Reaping “Something Good” from the Act of Rape?

These days, it’s true. There’s no telling what might come out a Republican’s mouth.

Indiana Republican Senate candidate Richard Mourdock’s recent suggestion that pregnancies resulting from rape should not be terminated because they comprise “something good that God intended to happen” says something really scary about a lot of Republicans and church folk.

First, it’s blatantly insensitive. I wonder if Mourdock has daughters and how he would feel if his daughter was raped. I strain my brain to imagine reasonable words to console the poor girl and convince her to bring her assailant’s offspring to term. I can come up with none. Perhaps they offer a class for it at Mourdock’s church.

Second, it reveals a man devoid of empathy. If Mourdock were a woman or, more specifically, a raped, suddenly pregnant woman, would he still defend this stance? If he were a raped high school girl, would he quit school or put it on the backburner to care for his rapist’s baby? If he were a raped college girl, would he drop some classes or take a few semesters off to care for his assailant’s child? If he were a woman who already had children and a husband, would he have the child and realistically be able to love it as much as the fruits of legitimate wedlock? And what kind of situation would it create for the estranged husband?

And third, if God intended for Mourdock’s daughter or his granddaughter or his wife or his mother or his niece to be raped and have her attacker’s baby, how could this preordained act be considered a crime? God is, I’m told, incapable of evil. And if He intended for a woman to be raped, the rape must have been permitted or perpetuated with a greater good in mind. Would the rape be considered a benevolent assault?

Family values folks stress two-parent households; perhaps a rapist should only be punished if the female aborts the fruit of the defilement. Would pro-life folks advocate freeing the rapist if a woman impregnated via rape carries the “good” resulting from the assault to term?
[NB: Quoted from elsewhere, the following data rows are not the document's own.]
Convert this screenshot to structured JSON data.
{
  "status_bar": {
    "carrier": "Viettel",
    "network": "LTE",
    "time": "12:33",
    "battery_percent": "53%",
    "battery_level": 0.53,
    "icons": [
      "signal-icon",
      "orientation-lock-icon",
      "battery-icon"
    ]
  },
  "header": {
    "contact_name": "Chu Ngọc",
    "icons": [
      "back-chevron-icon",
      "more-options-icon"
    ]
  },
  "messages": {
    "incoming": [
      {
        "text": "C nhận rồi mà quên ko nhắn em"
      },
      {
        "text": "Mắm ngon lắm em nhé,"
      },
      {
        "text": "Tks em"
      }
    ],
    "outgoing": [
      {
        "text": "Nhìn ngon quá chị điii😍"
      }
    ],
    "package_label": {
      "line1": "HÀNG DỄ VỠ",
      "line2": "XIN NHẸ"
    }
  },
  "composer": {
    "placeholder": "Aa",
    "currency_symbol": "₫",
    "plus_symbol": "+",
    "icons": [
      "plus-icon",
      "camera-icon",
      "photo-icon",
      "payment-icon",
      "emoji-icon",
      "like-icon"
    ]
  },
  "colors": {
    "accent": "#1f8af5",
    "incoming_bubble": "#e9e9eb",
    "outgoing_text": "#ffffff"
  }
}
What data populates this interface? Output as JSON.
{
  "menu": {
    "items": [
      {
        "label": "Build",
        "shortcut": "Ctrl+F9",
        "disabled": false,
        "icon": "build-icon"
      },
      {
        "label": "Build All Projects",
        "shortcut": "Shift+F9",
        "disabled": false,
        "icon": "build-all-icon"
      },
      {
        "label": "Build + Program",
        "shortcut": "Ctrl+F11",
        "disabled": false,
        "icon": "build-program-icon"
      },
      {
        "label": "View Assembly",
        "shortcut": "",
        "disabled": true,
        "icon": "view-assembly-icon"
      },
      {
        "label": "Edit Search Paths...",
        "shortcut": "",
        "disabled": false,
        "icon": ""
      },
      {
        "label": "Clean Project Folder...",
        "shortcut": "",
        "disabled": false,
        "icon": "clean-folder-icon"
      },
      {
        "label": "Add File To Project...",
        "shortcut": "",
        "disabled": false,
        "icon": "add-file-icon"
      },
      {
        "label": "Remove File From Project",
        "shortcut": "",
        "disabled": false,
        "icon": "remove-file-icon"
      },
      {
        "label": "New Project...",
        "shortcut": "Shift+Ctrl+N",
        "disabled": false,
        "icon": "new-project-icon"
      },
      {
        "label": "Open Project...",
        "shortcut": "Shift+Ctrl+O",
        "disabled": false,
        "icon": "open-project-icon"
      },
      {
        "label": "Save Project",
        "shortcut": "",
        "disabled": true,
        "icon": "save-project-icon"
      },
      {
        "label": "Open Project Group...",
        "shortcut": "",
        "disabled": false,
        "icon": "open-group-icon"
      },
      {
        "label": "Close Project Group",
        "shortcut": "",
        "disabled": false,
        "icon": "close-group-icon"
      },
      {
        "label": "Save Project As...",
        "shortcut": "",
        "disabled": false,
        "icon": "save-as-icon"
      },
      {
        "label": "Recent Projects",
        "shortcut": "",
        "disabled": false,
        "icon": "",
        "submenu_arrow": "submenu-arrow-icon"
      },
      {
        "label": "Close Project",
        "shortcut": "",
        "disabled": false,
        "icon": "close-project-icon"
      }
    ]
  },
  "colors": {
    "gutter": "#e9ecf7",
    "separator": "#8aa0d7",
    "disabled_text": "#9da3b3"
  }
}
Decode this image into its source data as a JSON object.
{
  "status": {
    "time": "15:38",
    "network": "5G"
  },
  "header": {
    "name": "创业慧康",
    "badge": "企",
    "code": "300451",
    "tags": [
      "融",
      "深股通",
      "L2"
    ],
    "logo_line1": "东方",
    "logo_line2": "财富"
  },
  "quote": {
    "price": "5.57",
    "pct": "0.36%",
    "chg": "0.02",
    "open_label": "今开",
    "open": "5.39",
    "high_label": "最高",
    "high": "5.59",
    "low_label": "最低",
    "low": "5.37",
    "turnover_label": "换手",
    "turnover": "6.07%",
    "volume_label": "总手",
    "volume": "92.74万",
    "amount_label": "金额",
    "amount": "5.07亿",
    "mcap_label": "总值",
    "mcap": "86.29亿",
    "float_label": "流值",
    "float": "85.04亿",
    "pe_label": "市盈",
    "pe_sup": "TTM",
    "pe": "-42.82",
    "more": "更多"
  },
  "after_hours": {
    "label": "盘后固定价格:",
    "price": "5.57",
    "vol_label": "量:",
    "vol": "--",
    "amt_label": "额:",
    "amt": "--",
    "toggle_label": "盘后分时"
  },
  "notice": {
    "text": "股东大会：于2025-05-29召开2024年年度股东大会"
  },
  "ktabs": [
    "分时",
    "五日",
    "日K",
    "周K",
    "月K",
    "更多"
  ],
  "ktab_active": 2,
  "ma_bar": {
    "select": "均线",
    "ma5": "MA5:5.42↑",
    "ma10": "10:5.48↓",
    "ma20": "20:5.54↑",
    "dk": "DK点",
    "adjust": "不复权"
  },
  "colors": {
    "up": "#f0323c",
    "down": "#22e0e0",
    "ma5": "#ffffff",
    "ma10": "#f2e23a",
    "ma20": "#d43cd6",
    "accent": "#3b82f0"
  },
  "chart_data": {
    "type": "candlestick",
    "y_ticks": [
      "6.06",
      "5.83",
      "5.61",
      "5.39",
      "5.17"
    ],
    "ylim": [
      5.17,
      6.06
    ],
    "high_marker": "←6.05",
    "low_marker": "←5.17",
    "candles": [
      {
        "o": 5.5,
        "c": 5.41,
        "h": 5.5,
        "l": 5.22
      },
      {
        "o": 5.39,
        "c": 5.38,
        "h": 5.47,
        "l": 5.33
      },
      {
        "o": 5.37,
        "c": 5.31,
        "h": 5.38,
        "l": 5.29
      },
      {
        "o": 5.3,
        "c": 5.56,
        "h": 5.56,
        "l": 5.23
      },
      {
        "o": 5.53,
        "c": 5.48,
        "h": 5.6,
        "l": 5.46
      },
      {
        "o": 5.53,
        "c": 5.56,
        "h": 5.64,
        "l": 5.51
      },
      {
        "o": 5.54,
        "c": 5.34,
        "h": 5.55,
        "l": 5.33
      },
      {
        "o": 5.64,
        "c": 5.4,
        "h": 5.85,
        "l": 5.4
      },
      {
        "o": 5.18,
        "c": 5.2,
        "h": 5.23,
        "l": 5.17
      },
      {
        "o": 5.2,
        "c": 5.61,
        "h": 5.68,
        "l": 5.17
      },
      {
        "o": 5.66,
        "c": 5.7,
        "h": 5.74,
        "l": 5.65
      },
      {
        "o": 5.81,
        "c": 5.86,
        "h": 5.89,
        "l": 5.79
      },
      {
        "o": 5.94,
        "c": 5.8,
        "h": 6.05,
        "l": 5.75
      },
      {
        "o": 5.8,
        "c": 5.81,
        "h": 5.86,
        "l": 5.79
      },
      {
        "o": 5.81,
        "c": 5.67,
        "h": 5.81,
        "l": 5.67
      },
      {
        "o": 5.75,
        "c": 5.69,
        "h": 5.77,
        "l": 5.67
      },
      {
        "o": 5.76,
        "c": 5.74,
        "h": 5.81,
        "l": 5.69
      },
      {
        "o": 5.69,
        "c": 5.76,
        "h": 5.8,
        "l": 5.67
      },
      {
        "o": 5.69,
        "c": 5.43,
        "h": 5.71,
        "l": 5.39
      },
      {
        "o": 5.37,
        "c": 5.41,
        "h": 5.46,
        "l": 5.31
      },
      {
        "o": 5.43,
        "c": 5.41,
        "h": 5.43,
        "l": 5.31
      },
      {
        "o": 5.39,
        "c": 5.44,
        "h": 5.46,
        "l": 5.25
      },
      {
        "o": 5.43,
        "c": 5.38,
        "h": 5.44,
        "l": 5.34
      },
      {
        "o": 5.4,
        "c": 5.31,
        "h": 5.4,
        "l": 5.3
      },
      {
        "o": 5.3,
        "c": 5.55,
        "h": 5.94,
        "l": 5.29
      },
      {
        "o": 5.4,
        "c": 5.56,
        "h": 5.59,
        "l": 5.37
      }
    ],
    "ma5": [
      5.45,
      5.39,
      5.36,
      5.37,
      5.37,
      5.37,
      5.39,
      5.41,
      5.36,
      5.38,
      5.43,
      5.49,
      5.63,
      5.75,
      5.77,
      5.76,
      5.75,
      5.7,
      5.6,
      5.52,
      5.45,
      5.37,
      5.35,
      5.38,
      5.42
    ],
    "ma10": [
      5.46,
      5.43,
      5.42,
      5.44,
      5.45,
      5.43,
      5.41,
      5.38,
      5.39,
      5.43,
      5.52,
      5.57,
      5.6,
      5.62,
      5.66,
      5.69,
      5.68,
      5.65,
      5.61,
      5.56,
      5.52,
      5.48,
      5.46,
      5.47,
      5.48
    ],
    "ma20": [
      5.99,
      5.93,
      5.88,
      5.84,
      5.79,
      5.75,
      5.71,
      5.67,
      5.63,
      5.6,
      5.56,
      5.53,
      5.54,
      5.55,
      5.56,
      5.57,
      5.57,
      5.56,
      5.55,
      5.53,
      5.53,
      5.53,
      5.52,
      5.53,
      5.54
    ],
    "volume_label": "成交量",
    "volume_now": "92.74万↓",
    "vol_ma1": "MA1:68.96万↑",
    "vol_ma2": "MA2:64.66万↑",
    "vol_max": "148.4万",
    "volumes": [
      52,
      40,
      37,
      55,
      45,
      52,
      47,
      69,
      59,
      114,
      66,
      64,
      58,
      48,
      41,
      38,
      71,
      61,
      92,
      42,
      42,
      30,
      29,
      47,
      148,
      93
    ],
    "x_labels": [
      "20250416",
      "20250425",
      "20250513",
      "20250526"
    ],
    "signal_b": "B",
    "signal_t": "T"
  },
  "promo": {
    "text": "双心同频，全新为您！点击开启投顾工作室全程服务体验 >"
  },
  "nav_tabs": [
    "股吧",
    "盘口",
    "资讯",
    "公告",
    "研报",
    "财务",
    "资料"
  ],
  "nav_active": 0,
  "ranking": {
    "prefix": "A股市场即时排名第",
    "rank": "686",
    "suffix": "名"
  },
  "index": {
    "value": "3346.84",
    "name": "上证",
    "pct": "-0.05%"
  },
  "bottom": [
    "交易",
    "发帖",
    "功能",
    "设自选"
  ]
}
So he could get a job to support it and teach it to play catch?

Heck, regardless of whether the rapist is charged, convicted, acquitted or patted on the back for his role in this intended and therefore blessed pregnancy; the rapist would clearly be awarded standard parental and visitation rights–right?

And if the government took up and legislated Mourdock’s morality in terms of rape, would then the government not be responsible for helping support the rapist’s offspring if he was convicted and sent to prison?

I suppose there is a precedent for Mourdock’s stance in Christianity. The Virgin Mary probably set the proper example. Technically speaking, she wasn’t assaulted, but she was impregnated without consent. And she bore her impregnator’s Son without question or complaint. Should contemporary victims of rape look to the Virgin Mary’s example?

I know God works in mysterious ways, but is the patriarchal, nonsensical gibberish the Republicans keep peddling really an example of God’s work or just the latest in their recent history of sexism and reproductive oppression?

And speaking of ‘isms, does anyone really think the lily white mouthpieces for anti-abortion doctrines would really pitch such a fuss if most of the women having abortions were poor Hispanic or African-American females instead of white females? Women’s access to birth control and the resultant economic mobility have clearly curbed Caucasian propagation trends in this country. Is white population resurgence the dirty secret behind limiting reproductive freedoms?

We all know the catchphrases.

Trans-vaginal ultra-sounds.

Just put an aspirin between your knees.

No exceptions for the mother.

No exceptions for rape.

The female body is naturally capable of terminating unwanted pregnancies.

The stuff coming out of many faithful Republican’s mouths these days is downright disturbing. Do they know what century it is? Are there any limits to their unabashed creepiness?

What will they say next?

Fort Worth native E. R. Bills is the author of Texas Obscurities: Stories of the Peculiar, Exceptional & Nefarious and Tell-Tale Texas: Investigations in Infamous History. Read other articles by E.R..